Gross Non-Performing Assets (NPAs) of private banks have jumped up by 450 percent over the last five years to Rs 1,09,076 crore at the end of the financial year 2017-2018 from Rs 19,800 crore at the end of the financial year 2013-2014. ICICI Bank, which is going through a tough phase following allegations on its MD and CEO Chanda Kochhar, saw the jump of 54,063 crore in NPAs from Rs 10,506 crore in 2014 to Rs 54,063 crore in 2018. Last year, Axis bank got penalised for under-reporting Rs 5,632 crore worth of bad loans. Following this, bad loans in Axis bank have jumped by 988 percent to Rs 34,249 crore at the end of 2017-18 from Rs 3,146 crore at the end of 2013-14.
The jump in bad assets has been seen following the RBI circular on February 12 in which regulator announced to withdraw all existing mechanisms of restructuring loans. RBI said in an official statement, “The extant instructions on resolution of stressed assets such as Framework for Revitalising Distressed Assets, Corporate Debt Restructuring Scheme, Flexible Structuring of Existing Long-Term Project Loans, SDR, change in ownership outside SDR, and S4A stand withdrawn with immediate effect. Accordingly, the JLF as an institutional mechanism for resolution of stressed accounts also stands discontinued. All accounts, including such accounts where any of the schemes have been invoked but not yet implemented, shall be governed by the revised framework.”
The central bank regulator also changed its stance towards divergence of loans as many banks were alleged to have underreported their bad loans. According to new rules, lenders must consider the default even if it is just by a day. Earlier the defaulter was given the period of 90 days before being classified as the bad loan. The company also has to submit a resolution plan in 180 days and any failure on that front would result in insolvency proceedings against the company.

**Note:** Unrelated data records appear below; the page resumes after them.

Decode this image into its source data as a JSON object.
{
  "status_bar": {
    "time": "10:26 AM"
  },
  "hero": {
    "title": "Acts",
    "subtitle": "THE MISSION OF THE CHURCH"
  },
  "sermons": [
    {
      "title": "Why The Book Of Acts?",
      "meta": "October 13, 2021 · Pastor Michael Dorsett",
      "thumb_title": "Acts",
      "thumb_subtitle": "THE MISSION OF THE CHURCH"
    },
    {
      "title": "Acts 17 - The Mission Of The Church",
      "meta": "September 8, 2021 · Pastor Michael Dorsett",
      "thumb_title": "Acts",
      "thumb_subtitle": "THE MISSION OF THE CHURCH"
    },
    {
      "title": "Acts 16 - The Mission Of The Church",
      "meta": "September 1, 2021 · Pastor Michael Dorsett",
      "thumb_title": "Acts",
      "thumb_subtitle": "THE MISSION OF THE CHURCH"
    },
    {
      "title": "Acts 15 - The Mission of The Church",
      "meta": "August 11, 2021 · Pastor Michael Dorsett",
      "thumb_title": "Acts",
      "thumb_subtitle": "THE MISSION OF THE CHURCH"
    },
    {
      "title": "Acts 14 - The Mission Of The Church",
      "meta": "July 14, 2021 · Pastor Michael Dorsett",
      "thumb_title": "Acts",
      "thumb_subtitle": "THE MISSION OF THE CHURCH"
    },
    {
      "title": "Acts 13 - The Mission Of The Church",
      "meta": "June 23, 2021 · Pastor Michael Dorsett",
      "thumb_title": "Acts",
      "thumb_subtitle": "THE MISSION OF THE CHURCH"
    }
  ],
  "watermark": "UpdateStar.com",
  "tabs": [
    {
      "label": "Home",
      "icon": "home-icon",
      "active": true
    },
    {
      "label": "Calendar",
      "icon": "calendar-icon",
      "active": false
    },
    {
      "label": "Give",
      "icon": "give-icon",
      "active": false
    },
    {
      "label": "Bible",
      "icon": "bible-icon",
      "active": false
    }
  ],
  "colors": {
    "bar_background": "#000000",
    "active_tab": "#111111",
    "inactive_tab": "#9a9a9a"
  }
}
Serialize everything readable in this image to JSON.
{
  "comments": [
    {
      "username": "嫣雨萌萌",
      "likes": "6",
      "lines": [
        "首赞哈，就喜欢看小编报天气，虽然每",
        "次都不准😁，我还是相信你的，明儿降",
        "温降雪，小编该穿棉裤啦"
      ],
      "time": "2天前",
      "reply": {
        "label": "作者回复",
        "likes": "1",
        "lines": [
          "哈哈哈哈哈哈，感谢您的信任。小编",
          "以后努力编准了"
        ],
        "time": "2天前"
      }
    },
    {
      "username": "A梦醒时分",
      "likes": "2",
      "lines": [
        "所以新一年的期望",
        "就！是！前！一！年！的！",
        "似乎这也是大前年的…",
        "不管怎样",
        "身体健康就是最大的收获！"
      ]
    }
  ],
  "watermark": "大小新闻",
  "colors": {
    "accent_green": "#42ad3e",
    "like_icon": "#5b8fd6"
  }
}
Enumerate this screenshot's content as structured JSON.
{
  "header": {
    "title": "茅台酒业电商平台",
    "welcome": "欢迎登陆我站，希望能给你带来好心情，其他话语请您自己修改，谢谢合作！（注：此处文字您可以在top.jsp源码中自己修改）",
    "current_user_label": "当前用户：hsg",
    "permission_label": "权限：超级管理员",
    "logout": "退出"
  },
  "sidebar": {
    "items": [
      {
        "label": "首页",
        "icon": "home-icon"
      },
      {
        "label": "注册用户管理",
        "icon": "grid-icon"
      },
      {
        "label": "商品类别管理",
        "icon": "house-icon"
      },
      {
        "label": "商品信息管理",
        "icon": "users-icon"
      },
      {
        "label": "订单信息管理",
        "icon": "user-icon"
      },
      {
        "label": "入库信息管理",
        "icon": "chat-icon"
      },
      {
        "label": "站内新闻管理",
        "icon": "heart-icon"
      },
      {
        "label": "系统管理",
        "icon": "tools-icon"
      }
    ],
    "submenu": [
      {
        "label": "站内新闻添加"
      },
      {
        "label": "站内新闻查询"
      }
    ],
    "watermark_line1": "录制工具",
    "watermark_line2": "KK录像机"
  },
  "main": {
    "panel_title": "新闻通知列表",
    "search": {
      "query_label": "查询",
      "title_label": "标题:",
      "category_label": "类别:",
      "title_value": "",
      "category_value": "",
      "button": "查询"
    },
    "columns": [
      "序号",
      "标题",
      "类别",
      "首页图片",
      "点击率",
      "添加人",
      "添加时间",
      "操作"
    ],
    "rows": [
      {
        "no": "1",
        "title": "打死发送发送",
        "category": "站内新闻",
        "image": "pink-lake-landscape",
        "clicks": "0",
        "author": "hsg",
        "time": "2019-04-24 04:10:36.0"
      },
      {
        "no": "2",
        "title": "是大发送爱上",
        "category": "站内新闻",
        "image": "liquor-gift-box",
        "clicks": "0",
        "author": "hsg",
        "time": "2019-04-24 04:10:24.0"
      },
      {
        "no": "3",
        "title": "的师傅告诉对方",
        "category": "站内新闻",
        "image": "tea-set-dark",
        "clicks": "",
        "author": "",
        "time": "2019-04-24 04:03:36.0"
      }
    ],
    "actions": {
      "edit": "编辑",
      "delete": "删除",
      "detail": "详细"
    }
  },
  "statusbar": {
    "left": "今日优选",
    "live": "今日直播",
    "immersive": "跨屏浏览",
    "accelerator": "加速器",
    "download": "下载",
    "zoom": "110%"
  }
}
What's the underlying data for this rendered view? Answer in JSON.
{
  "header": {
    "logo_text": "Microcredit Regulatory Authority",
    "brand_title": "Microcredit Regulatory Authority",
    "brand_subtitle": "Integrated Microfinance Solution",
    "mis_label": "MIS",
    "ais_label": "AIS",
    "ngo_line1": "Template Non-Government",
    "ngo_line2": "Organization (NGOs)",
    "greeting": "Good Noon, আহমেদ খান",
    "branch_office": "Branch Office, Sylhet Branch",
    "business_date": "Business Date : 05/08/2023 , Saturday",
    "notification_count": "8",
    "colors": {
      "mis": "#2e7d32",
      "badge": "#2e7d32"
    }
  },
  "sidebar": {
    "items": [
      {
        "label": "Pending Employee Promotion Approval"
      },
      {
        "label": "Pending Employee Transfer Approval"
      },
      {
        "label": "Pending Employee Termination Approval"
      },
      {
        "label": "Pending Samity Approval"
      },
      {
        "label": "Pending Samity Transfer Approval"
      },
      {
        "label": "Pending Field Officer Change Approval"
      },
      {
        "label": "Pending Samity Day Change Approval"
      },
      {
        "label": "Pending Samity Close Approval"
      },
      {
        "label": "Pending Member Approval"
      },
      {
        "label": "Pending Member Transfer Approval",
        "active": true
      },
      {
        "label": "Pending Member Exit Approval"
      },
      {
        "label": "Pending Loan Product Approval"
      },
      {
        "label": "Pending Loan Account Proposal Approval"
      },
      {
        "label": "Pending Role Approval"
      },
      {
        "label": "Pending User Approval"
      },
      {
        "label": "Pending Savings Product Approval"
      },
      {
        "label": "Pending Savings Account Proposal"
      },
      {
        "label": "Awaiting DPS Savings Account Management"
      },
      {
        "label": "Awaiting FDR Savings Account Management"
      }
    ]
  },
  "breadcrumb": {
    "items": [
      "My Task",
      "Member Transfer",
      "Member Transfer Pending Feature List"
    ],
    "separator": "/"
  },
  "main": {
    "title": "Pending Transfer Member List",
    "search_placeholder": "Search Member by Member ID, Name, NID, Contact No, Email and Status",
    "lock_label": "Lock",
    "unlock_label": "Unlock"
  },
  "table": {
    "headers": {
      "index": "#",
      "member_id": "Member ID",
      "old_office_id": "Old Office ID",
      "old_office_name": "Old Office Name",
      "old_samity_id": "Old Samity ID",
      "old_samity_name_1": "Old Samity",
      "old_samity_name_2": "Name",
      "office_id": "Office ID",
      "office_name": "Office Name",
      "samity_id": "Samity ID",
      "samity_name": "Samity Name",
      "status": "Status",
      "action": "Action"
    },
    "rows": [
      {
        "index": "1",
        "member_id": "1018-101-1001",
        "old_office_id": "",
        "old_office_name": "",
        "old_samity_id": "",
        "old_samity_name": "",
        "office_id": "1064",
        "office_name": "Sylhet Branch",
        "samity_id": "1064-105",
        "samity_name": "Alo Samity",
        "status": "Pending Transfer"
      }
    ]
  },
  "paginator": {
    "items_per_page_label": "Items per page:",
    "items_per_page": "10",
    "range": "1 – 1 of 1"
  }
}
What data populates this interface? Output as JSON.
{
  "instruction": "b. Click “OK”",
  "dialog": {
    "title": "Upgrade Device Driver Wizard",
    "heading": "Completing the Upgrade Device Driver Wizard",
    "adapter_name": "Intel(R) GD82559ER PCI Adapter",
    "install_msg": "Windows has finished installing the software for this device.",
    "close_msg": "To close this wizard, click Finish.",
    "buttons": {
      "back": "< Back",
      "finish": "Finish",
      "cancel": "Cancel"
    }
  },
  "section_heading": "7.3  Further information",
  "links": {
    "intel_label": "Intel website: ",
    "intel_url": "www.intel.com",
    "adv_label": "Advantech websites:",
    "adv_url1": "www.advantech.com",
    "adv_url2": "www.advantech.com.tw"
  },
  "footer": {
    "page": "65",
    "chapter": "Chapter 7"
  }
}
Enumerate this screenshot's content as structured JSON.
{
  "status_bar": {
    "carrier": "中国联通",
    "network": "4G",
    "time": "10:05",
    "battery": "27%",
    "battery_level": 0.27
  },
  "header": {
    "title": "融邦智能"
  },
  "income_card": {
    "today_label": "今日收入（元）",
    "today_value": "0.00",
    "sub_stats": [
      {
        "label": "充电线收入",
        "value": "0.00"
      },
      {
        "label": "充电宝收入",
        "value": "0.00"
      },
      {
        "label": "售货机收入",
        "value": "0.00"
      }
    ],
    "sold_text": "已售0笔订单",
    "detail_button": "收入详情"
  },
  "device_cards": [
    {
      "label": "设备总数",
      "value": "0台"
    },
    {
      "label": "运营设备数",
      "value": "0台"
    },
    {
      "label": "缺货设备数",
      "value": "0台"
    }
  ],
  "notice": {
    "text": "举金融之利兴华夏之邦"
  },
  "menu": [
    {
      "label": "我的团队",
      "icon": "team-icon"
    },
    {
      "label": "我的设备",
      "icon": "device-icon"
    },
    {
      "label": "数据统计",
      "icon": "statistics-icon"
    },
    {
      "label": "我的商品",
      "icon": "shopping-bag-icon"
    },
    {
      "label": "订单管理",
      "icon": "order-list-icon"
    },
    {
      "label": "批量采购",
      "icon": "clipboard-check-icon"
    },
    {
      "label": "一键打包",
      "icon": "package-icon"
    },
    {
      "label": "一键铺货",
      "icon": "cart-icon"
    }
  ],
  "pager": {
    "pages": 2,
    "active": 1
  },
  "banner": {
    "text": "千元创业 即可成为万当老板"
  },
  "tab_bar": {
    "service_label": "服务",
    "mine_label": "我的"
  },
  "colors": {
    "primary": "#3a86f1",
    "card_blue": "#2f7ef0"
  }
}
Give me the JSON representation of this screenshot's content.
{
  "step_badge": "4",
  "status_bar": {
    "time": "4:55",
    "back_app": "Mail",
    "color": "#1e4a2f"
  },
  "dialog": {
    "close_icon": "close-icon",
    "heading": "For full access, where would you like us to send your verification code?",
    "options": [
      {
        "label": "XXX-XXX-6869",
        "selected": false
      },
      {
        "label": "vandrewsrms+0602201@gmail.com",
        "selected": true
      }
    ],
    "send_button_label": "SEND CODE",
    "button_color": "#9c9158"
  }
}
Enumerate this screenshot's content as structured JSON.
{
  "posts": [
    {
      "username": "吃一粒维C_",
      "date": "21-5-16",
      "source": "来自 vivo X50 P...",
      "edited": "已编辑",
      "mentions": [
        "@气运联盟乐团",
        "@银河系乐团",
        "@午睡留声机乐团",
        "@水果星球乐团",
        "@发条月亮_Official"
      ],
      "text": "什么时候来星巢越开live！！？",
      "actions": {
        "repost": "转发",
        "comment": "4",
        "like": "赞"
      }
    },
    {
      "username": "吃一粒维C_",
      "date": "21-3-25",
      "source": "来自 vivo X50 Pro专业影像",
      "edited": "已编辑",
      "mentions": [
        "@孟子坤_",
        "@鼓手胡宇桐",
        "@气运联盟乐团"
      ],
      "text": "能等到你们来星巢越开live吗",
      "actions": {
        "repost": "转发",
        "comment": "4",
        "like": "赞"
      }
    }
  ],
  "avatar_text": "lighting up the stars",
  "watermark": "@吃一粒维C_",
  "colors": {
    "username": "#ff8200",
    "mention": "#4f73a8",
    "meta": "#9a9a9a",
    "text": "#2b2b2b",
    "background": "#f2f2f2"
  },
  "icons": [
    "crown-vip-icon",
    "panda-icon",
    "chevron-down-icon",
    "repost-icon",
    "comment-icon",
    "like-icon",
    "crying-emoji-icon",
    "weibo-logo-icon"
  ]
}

The RBI circular stated, “All lenders must put in place board-approved policies for resolution of stressed assets under this framework, including the timelines for resolution. As soon as there is a default in the borrower entity’s account with any lender, all lenders —singly or jointly — shall initiate steps to cure the default.”